HA NOI — Lack of first-aid knowledge is leading to the deaths of hundreds of children throughout Viet Nam each year.


People are forced to take sick, injured or half-drowned youngsters to hospital – but it is often too late.


According to Paediatrics Hospital No 1 in HCM City, every year thousands of children are rushed to the hospital after suffering from burns, being half-drowned or swallowing poisonous substances. Others have choked on bones or small toys.


Statistics show that seven out of 10 children pulled from the water are taken to hospital, because their parents or bystanders have no knowledge of resuscitation techniques. This loses valuable time and leads to many more deaths and permanent brain damage than is necessary.


According to Nguyen Van Manh, head of the Technical Bureau of the National Institute of Burns, more than 70 per cent of children taken to the hospital have not received proper first-aid, or any on-the-spot treatment at all.


Tran Tuan Phuong, a doctor from Paediatrics Hospital No 1 in HCM City, said it was of great importance that parents know how to carry out first-aid when their children had accidents.


“If children choke on bones or food or are pulled from under the water, they cannot breath. They stay alive for only five minutes after stopping breathing,” he said. Proper treatment can only save victims, if first-aid is carried out immediately,” he said.


Meanwhile, Manh said that parents often used useless or dangerous techniques when children were burnt. Some rubbed toothpaste or even latex from trees on the injury.
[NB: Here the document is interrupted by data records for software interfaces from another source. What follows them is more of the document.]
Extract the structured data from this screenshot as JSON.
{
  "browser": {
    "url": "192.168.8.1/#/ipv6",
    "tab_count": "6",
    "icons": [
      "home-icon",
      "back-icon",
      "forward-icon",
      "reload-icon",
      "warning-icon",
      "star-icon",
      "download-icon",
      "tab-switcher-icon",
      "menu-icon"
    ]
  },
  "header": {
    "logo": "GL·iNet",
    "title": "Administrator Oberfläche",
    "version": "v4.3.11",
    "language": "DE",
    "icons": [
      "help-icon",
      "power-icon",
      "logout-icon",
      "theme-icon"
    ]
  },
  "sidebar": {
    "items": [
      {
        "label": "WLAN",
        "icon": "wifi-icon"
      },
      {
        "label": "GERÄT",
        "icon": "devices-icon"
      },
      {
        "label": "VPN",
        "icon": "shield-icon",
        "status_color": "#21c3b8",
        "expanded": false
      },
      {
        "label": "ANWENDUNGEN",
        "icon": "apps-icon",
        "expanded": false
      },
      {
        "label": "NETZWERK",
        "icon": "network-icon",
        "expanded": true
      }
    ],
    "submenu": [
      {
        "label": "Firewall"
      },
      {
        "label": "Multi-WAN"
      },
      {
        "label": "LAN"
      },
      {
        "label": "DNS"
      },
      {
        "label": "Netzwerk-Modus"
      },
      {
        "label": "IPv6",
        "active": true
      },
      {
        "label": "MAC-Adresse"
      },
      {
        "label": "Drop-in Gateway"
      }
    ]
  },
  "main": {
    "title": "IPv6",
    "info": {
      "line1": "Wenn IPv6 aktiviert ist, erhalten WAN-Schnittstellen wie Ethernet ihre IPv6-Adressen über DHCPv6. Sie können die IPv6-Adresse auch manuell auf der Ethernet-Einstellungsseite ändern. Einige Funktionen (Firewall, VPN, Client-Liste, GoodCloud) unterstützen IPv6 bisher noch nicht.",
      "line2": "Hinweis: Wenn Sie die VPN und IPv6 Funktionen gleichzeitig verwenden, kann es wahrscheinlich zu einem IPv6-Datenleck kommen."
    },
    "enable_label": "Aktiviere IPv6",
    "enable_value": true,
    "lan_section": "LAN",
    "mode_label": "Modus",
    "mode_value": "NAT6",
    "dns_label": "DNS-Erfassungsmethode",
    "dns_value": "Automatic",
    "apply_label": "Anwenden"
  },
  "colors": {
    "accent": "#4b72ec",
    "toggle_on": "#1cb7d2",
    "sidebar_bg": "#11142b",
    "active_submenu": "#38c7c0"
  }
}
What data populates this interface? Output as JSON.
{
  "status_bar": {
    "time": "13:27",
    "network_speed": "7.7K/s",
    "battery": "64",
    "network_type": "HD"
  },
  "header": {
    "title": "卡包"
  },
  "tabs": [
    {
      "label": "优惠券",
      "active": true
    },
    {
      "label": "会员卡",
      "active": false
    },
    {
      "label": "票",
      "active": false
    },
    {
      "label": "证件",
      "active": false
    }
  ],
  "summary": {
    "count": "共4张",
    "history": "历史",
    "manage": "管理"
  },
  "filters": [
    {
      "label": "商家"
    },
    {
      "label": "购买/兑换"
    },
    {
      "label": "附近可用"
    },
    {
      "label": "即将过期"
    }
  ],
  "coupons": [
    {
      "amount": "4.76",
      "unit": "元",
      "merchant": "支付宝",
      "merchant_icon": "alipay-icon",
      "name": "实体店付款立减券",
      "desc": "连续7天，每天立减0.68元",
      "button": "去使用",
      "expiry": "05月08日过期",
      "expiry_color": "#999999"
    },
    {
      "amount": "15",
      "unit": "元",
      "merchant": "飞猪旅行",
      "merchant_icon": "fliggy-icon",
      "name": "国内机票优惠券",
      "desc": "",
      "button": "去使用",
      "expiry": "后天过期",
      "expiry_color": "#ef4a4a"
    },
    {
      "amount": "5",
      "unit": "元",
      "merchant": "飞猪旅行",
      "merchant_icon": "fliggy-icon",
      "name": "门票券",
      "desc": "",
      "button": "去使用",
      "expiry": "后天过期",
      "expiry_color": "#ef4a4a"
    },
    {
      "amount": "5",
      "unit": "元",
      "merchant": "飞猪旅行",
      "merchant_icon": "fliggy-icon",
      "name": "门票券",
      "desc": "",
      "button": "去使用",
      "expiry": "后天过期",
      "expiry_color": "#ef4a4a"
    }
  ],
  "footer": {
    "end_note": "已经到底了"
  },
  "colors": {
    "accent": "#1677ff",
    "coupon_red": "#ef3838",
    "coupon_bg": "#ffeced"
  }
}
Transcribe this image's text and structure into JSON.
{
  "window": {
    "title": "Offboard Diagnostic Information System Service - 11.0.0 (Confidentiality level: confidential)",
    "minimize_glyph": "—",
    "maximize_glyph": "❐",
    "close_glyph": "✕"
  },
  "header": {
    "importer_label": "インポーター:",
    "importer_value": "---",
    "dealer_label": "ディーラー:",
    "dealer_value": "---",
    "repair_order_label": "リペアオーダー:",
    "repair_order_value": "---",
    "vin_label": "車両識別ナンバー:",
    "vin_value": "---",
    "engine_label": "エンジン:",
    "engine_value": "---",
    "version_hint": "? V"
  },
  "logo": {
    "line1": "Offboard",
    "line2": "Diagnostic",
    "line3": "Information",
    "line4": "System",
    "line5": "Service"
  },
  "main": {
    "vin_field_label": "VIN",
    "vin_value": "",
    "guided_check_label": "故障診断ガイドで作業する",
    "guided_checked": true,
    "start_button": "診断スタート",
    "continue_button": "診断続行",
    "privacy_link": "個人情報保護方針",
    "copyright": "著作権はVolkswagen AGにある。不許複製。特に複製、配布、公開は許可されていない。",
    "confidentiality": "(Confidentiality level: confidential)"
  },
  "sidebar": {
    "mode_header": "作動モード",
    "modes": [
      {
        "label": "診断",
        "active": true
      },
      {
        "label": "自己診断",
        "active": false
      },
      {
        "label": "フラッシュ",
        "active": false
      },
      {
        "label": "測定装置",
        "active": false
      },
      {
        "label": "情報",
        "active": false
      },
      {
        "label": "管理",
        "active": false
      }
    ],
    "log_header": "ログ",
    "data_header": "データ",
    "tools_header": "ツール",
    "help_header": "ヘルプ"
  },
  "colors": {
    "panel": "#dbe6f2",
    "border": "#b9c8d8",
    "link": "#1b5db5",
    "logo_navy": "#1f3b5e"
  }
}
Lack of first-aid knowledge is also prevalent at schools. Nguyen Tai Dung, who is in charge of school health-care for HCM City’s Department of Education and Training, said nearly 60 per cent of schools in the city had no person or section in charge of health-care.


“When students have accidents, such as breaking their arms or legs, or when they faint, teachers cannot do anything else but call an emergency team,” said Dung.


Too technical


Nguyen Thu Nhan, chairwoman of the Viet Nam Medical Association, said that few courses on first-aid were organised; and most focused on training health-care staff rather than parents.


“In the mass-media, experts often use technical terms that ordinary people cannot understand,” said Nhan.


She said most reference books also used many technical terms and few illustrations.


“No hospital has ever opened a course on first-aid for people,” said Nhan.


She said that, in particular, parents’ attitudes need to be upgraded. “I have read information about first-aid for children, and I think that’s enough. Moreover, I am too busy to attend a course, even if there is one,” said Nguyen Thuy Duong, a resident of Nguyen Luong Bang Street, Ha Noi.


“It is necessary that parents have knowledge about first-aid, not only by reading but by practising also,” said Le Thanh Hai, vice director of the National Hospital of Paediatrics.


Hai said that though the hospital did not have enough financial or human resources to organise courses, it would consider starting some in the future. —